When the deluge came, he casually passed the McLaren on slicks through the sweepers in Sector 1.
He then bided his time, keeping things ticking over and was in striking distance of Perez throughout, also overcoming a slow pit-stop.
The Spaniard now has seven podiums this season - which is more than double the number he got between 2014 and 2022.
He also picked up the first fastest lap of his career since the 2017 Italian Grand Prix and can still harbour hopes of finishing second in the standings.
Aston Martin has its mojo back after a difficult few races before the summer break, and a revved up Alonso is always an enticing watch.
What did Alonso say?
“I did think about trying a move at the last restart but then I thought maybe I couldn’t exit the circuit. So I stayed calm in second."
Loser - Charles Leclerc
At no point during the entire weekend did Charles Leclerc show any pace that made it seem a podium was possible.
It was a scrappy weekend for the Monegasque who admitted that it was his call to pit on the opening lap coming off the final corner and that he did expect to lose a bit of time while Ferrari got organised.
During the race, contact caused floor damage and it cost him a huge 60 points of downforce.
It was therefore just a matter of time before he retired, with Ferrari duly putting him out of his misery on Lap 41.
What did Leclerc say?
"I think initially it was five to 10 points [of downforce we were missing] but then we realised that it was more than 60.
"That is a different category, so after that first lap, it was all uphill."
Winner - Liam Lawson
Put yourself in the following situation.
You get a call-up to make your debut having missed two-thirds of practice, in a car you've never driven at a tough track.
Then, seconds into your first start, the rain comes down forcing you into a first live pitstop, then you must survive the awful conditions.
A red flag is then flown forcing you into a mini-sprint to the flag. Oh, and you've also copped a 10 second time penalty.
That was Liam Lawson's weekend - and the Kiwi made a very good account of himself.
In the end, he came home 13th, just eight seconds away from a debut point, and ahead of teammate Yuki Tsunoda, although the Japanese racer did finish ahead on the road before a five-second penalty was applied for colliding with Russell.
All in all, this was a free hit for Lawson with the next race at Monza much fairer to judge him on, but for a first attempt with everything he had to face, this was a very strong debut, one that he described as "sketchy."
What did Lawson say?

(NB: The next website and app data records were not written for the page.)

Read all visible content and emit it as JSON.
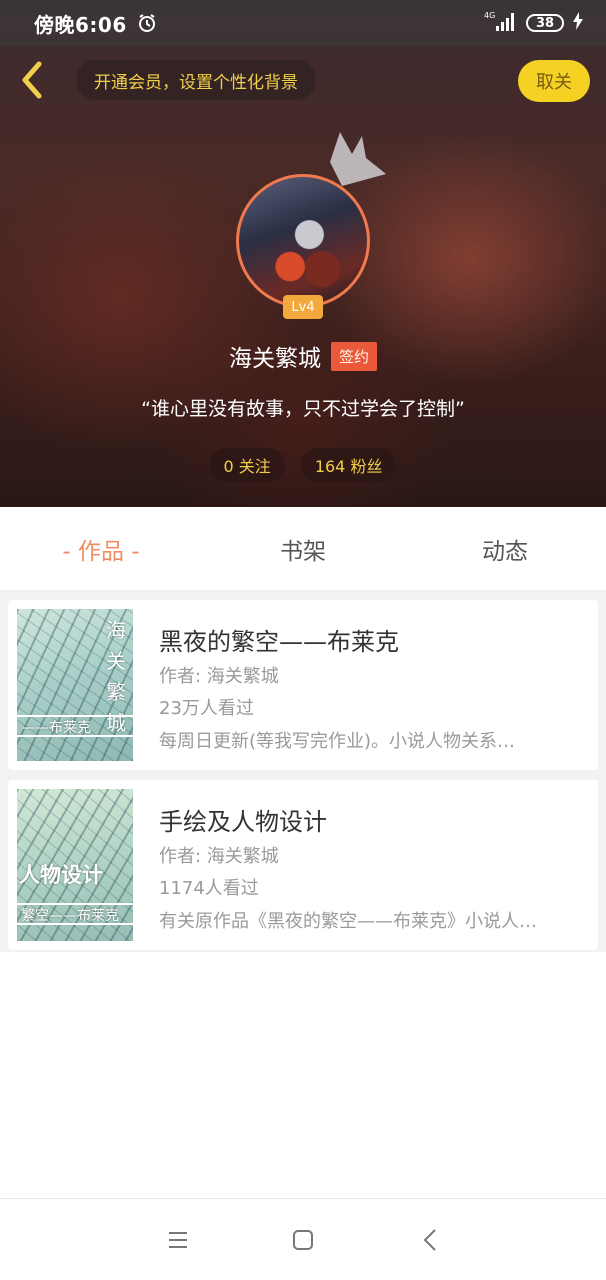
{
  "status_bar": {
    "time": "傍晚6:06",
    "network": "4G",
    "battery": "38"
  },
  "header": {
    "vip_prompt": "开通会员，设置个性化背景",
    "unfollow_label": "取关"
  },
  "profile": {
    "level": "Lv4",
    "name": "海关繁城",
    "signed_badge": "签约",
    "motto": "“谁心里没有故事，只不过学会了控制”",
    "following": "0 关注",
    "followers": "164 粉丝"
  },
  "tabs": [
    {
      "label": "- 作品 -",
      "active": true
    },
    {
      "label": "书架",
      "active": false
    },
    {
      "label": "动态",
      "active": false
    }
  ],
  "books": [
    {
      "title": "黑夜的繁空——布莱克",
      "author": "作者: 海关繁城",
      "views": "23万人看过",
      "summary": "每周日更新(等我写完作业)。小说人物关系…",
      "cover_vertical": "海关繁城",
      "cover_strip": "——布莱克"
    },
    {
      "title": "手绘及人物设计",
      "author": "作者: 海关繁城",
      "views": "1174人看过",
      "summary": "有关原作品《黑夜的繁空——布莱克》小说人…",
      "cover_big": "人物设计",
      "cover_strip": "繁空——布莱克"
    }
  ],
  "colors": {
    "accent_orange": "#ef8d62",
    "vip_yellow": "#f2cf4a",
    "unfollow_bg": "#f5d123",
    "signed_red": "#ea5a3a",
    "level_orange": "#f2a83a"
  },
  "icons": [
    "back-icon",
    "alarm-icon",
    "signal-icon",
    "battery-icon",
    "charging-icon",
    "crown-icon",
    "menu-icon",
    "home-icon",
    "nav-back-icon"
  ]
}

“It was a little bit sketchy. Rolling up to the grid, it started raining. It definitely wasn't the best feeling. But throughout the race, I was obviously learning a huge amount."
Loser - McLaren

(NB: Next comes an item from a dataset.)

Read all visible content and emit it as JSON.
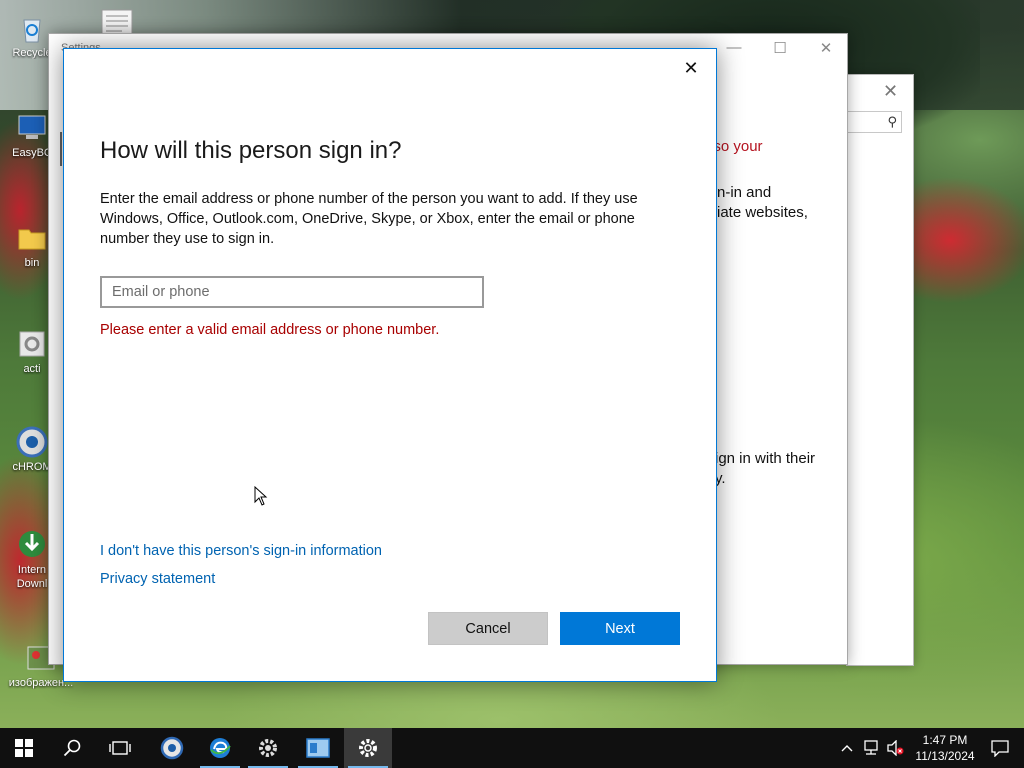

What started with so much promise for Norris and McLaren ended with the dreams of what could have been.
Given the MCL60 can get heat into the tyres quickly, the rainy conditions were ideal for McLaren, if only it could have followed wet weather racing rule 101.
The team elected to tough it on out slicks and Norris slipped back down the order as others vaulted up thanks to being on the right tyre at the right time.
It is something the British driver picked up upon, believing the team must get better operationally.
Seventh place was his reward, but from second on the grid, that is far from what both driver and team would have been expecting.
What did Norris say?
It's clear we made the wrong decision. We made a bad decision and it's something we'll review and discuss because I guess we have made a couple this season.
"We've lost too many positions and also the points throughout this year with a couple of these things.